┏━━

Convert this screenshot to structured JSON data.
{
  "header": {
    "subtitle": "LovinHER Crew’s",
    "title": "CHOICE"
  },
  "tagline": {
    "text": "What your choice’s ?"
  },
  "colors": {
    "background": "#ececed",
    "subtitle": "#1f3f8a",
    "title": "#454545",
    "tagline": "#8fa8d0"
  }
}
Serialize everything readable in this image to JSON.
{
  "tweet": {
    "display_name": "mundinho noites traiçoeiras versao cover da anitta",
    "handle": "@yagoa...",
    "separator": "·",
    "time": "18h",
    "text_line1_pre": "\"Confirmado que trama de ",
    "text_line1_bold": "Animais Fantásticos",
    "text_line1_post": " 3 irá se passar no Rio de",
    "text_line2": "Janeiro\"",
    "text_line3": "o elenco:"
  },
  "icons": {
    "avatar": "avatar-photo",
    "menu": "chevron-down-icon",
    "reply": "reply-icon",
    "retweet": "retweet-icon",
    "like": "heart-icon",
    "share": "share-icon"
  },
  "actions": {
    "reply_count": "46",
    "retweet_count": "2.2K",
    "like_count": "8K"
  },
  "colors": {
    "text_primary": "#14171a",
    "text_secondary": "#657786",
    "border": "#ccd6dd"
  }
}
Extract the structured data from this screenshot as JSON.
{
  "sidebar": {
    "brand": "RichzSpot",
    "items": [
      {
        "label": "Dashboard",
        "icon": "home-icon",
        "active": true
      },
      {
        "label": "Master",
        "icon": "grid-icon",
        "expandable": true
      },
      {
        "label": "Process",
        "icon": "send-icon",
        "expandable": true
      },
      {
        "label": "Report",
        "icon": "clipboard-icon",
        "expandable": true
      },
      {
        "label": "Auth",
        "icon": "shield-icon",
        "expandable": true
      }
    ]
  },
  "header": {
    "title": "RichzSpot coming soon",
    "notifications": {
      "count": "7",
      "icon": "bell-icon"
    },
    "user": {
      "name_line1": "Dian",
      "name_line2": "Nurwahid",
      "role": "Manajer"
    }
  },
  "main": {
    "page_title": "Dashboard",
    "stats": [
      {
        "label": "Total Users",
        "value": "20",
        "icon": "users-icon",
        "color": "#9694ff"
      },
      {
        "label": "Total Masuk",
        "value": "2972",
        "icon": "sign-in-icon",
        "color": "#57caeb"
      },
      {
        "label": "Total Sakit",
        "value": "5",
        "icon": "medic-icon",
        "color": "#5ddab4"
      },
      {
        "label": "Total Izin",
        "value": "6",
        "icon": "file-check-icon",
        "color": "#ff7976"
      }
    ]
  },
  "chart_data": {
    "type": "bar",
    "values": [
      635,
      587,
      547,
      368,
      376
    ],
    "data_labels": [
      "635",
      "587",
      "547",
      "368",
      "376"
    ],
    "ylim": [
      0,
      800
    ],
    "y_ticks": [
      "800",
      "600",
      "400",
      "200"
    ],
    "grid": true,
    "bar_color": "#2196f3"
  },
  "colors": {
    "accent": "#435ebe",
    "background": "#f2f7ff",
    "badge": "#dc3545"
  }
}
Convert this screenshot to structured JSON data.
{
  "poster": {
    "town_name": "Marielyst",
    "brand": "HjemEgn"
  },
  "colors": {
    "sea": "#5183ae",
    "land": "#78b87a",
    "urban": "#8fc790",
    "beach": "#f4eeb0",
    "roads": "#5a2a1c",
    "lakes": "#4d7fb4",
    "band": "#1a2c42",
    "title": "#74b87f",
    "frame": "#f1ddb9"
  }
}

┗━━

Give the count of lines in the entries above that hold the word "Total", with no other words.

4